• **What is required**
What comes back must be the data itself, retyped exactly.

• **Working data**
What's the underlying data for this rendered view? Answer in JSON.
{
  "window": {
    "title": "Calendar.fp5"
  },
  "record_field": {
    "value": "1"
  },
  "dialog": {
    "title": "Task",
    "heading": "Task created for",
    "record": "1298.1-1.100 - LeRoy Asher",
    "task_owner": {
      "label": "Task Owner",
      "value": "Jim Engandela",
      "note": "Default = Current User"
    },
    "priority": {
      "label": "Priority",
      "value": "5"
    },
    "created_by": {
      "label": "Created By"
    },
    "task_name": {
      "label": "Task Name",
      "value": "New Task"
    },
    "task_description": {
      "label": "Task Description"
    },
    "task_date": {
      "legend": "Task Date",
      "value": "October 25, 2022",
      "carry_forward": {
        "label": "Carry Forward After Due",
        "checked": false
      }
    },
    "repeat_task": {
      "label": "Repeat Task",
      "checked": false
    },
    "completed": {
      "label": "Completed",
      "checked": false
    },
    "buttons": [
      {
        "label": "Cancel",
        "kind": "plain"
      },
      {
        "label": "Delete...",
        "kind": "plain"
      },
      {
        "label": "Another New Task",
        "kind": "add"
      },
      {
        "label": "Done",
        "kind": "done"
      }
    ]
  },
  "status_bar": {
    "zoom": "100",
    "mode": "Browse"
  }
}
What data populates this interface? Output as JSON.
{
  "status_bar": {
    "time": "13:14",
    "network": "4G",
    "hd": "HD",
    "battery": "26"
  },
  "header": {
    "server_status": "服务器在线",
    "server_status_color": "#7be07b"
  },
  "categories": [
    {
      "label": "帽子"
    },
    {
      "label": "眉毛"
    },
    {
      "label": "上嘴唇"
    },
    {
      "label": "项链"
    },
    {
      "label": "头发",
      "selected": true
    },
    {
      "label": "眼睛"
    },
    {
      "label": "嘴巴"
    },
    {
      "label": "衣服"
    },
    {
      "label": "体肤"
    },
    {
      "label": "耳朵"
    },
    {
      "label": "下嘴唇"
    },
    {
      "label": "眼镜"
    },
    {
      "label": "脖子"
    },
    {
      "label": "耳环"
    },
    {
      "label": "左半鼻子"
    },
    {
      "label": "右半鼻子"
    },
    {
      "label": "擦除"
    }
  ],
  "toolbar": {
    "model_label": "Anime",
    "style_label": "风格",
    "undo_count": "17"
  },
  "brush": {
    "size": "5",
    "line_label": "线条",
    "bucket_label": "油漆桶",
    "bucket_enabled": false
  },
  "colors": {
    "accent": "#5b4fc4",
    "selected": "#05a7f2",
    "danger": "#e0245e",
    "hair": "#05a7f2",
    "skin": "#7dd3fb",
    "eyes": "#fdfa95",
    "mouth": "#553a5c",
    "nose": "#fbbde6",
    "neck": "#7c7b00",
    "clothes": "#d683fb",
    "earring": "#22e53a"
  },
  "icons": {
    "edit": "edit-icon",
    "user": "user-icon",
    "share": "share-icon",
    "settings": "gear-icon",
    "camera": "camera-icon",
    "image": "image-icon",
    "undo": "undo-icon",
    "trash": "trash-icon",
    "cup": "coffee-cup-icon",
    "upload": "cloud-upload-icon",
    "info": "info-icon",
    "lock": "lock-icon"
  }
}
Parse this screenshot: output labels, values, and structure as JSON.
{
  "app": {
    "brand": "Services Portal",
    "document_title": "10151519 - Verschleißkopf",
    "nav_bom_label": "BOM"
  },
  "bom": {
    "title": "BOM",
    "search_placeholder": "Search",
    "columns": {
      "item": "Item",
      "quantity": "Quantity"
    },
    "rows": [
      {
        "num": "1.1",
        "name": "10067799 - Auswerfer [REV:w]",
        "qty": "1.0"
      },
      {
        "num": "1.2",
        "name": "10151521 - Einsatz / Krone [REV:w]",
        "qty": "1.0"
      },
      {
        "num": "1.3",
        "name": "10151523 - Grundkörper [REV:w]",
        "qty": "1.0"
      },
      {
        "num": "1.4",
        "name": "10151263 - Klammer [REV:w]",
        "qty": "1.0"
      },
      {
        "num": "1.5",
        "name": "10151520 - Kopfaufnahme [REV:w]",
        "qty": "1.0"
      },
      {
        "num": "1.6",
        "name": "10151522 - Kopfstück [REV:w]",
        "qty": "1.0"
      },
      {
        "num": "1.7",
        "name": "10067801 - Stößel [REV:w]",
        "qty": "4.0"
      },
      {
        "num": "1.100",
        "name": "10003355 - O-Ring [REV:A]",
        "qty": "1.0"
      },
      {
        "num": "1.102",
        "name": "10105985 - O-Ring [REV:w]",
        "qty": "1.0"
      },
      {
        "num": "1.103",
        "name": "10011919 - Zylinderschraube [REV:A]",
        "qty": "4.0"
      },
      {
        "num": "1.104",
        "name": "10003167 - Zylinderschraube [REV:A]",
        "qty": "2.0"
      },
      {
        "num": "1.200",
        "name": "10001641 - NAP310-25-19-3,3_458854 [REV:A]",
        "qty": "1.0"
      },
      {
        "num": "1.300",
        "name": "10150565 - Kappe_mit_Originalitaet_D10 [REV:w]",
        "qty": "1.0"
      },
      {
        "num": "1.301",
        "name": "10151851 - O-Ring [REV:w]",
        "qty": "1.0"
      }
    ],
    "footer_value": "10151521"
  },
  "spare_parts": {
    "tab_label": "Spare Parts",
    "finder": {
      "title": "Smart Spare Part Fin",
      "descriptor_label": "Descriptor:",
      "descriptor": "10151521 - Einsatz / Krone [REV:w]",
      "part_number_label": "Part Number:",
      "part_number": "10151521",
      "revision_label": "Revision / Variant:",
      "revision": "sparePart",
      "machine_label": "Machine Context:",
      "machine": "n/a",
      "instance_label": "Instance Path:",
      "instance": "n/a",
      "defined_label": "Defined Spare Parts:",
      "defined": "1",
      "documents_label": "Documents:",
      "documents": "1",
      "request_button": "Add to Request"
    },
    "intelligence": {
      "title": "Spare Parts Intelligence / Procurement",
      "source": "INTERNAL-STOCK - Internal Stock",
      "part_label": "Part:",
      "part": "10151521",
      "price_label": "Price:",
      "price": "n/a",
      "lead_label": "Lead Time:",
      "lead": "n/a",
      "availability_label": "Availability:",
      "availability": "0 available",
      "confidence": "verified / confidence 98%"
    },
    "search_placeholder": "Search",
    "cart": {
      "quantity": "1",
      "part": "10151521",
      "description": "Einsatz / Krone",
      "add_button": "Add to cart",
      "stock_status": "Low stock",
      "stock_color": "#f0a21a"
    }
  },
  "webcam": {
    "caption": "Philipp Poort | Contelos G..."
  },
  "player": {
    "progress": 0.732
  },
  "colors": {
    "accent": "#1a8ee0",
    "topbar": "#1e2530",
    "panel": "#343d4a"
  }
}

• **Response for this exercise**
What's the underlying data for this rendered view? Answer in JSON.
{
  "window": {
    "title": "Calendar.fp5"
  },
  "record_field": {
    "value": "1"
  },
  "dialog": {
    "title": "Task",
    "heading": "Task created for",
    "record": "1298.1-1.100 - LeRoy Asher",
    "task_owner": {
      "label": "Task Owner",
      "value": "Jim Engandela",
      "note": "Default = Current User"
    },
    "priority": {
      "label": "Priority",
      "value": "5"
    },
    "created_by": {
      "label": "Created By"
    },
    "task_name": {
      "label": "Task Name",
      "value": "New Task"
    },
    "task_description": {
      "label": "Task Description"
    },
    "task_date": {
      "legend": "Task Date",
      "value": "October 25, 2022",
      "carry_forward": {
        "label": "Carry Forward After Due",
        "checked": false
      }
    },
    "repeat_task": {
      "label": "Repeat Task",
      "checked": false
    },
    "completed": {
      "label": "Completed",
      "checked": false
    },
    "buttons": [
      {
        "label": "Cancel",
        "kind": "plain"
      },
      {
        "label": "Delete...",
        "kind": "plain"
      },
      {
        "label": "Another New Task",
        "kind": "add"
      },
      {
        "label": "Done",
        "kind": "done"
      }
    ]
  },
  "status_bar": {
    "zoom": "100",
    "mode": "Browse"
  }
}
What data populates this interface? Output as JSON.
{
  "status_bar": {
    "time": "13:14",
    "network": "4G",
    "hd": "HD",
    "battery": "26"
  },
  "header": {
    "server_status": "服务器在线",
    "server_status_color": "#7be07b"
  },
  "categories": [
    {
      "label": "帽子"
    },
    {
      "label": "眉毛"
    },
    {
      "label": "上嘴唇"
    },
    {
      "label": "项链"
    },
    {
      "label": "头发",
      "selected": true
    },
    {
      "label": "眼睛"
    },
    {
      "label": "嘴巴"
    },
    {
      "label": "衣服"
    },
    {
      "label": "体肤"
    },
    {
      "label": "耳朵"
    },
    {
      "label": "下嘴唇"
    },
    {
      "label": "眼镜"
    },
    {
      "label": "脖子"
    },
    {
      "label": "耳环"
    },
    {
      "label": "左半鼻子"
    },
    {
      "label": "右半鼻子"
    },
    {
      "label": "擦除"
    }
  ],
  "toolbar": {
    "model_label": "Anime",
    "style_label": "风格",
    "undo_count": "17"
  },
  "brush": {
    "size": "5",
    "line_label": "线条",
    "bucket_label": "油漆桶",
    "bucket_enabled": false
  },
  "colors": {
    "accent": "#5b4fc4",
    "selected": "#05a7f2",
    "danger": "#e0245e",
    "hair": "#05a7f2",
    "skin": "#7dd3fb",
    "eyes": "#fdfa95",
    "mouth": "#553a5c",
    "nose": "#fbbde6",
    "neck": "#7c7b00",
    "clothes": "#d683fb",
    "earring": "#22e53a"
  },
  "icons": {
    "edit": "edit-icon",
    "user": "user-icon",
    "share": "share-icon",
    "settings": "gear-icon",
    "camera": "camera-icon",
    "image": "image-icon",
    "undo": "undo-icon",
    "trash": "trash-icon",
    "cup": "coffee-cup-icon",
    "upload": "cloud-upload-icon",
    "info": "info-icon",
    "lock": "lock-icon"
  }
}
Parse this screenshot: output labels, values, and structure as JSON.
{
  "app": {
    "brand": "Services Portal",
    "document_title": "10151519 - Verschleißkopf",
    "nav_bom_label": "BOM"
  },
  "bom": {
    "title": "BOM",
    "search_placeholder": "Search",
    "columns": {
      "item": "Item",
      "quantity": "Quantity"
    },
    "rows": [
      {
        "num": "1.1",
        "name": "10067799 - Auswerfer [REV:w]",
        "qty": "1.0"
      },
      {
        "num": "1.2",
        "name": "10151521 - Einsatz / Krone [REV:w]",
        "qty": "1.0"
      },
      {
        "num": "1.3",
        "name": "10151523 - Grundkörper [REV:w]",
        "qty": "1.0"
      },
      {
        "num": "1.4",
        "name": "10151263 - Klammer [REV:w]",
        "qty": "1.0"
      },
      {
        "num": "1.5",
        "name": "10151520 - Kopfaufnahme [REV:w]",
        "qty": "1.0"
      },
      {
        "num": "1.6",
        "name": "10151522 - Kopfstück [REV:w]",
        "qty": "1.0"
      },
      {
        "num": "1.7",
        "name": "10067801 - Stößel [REV:w]",
        "qty": "4.0"
      },
      {
        "num": "1.100",
        "name": "10003355 - O-Ring [REV:A]",
        "qty": "1.0"
      },
      {
        "num": "1.102",
        "name": "10105985 - O-Ring [REV:w]",
        "qty": "1.0"
      },
      {
        "num": "1.103",
        "name": "10011919 - Zylinderschraube [REV:A]",
        "qty": "4.0"
      },
      {
        "num": "1.104",
        "name": "10003167 - Zylinderschraube [REV:A]",
        "qty": "2.0"
      },
      {
        "num": "1.200",
        "name": "10001641 - NAP310-25-19-3,3_458854 [REV:A]",
        "qty": "1.0"
      },
      {
        "num": "1.300",
        "name": "10150565 - Kappe_mit_Originalitaet_D10 [REV:w]",
        "qty": "1.0"
      },
      {
        "num": "1.301",
        "name": "10151851 - O-Ring [REV:w]",
        "qty": "1.0"
      }
    ],
    "footer_value": "10151521"
  },
  "spare_parts": {
    "tab_label": "Spare Parts",
    "finder": {
      "title": "Smart Spare Part Fin",
      "descriptor_label": "Descriptor:",
      "descriptor": "10151521 - Einsatz / Krone [REV:w]",
      "part_number_label": "Part Number:",
      "part_number": "10151521",
      "revision_label": "Revision / Variant:",
      "revision": "sparePart",
      "machine_label": "Machine Context:",
      "machine": "n/a",
      "instance_label": "Instance Path:",
      "instance": "n/a",
      "defined_label": "Defined Spare Parts:",
      "defined": "1",
      "documents_label": "Documents:",
      "documents": "1",
      "request_button": "Add to Request"
    },
    "intelligence": {
      "title": "Spare Parts Intelligence / Procurement",
      "source": "INTERNAL-STOCK - Internal Stock",
      "part_label": "Part:",
      "part": "10151521",
      "price_label": "Price:",
      "price": "n/a",
      "lead_label": "Lead Time:",
      "lead": "n/a",
      "availability_label": "Availability:",
      "availability": "0 available",
      "confidence": "verified / confidence 98%"
    },
    "search_placeholder": "Search",
    "cart": {
      "quantity": "1",
      "part": "10151521",
      "description": "Einsatz / Krone",
      "add_button": "Add to cart",
      "stock_status": "Low stock",
      "stock_color": "#f0a21a"
    }
  },
  "webcam": {
    "caption": "Philipp Poort | Contelos G..."
  },
  "player": {
    "progress": 0.732
  },
  "colors": {
    "accent": "#1a8ee0",
    "topbar": "#1e2530",
    "panel": "#343d4a"
  }
}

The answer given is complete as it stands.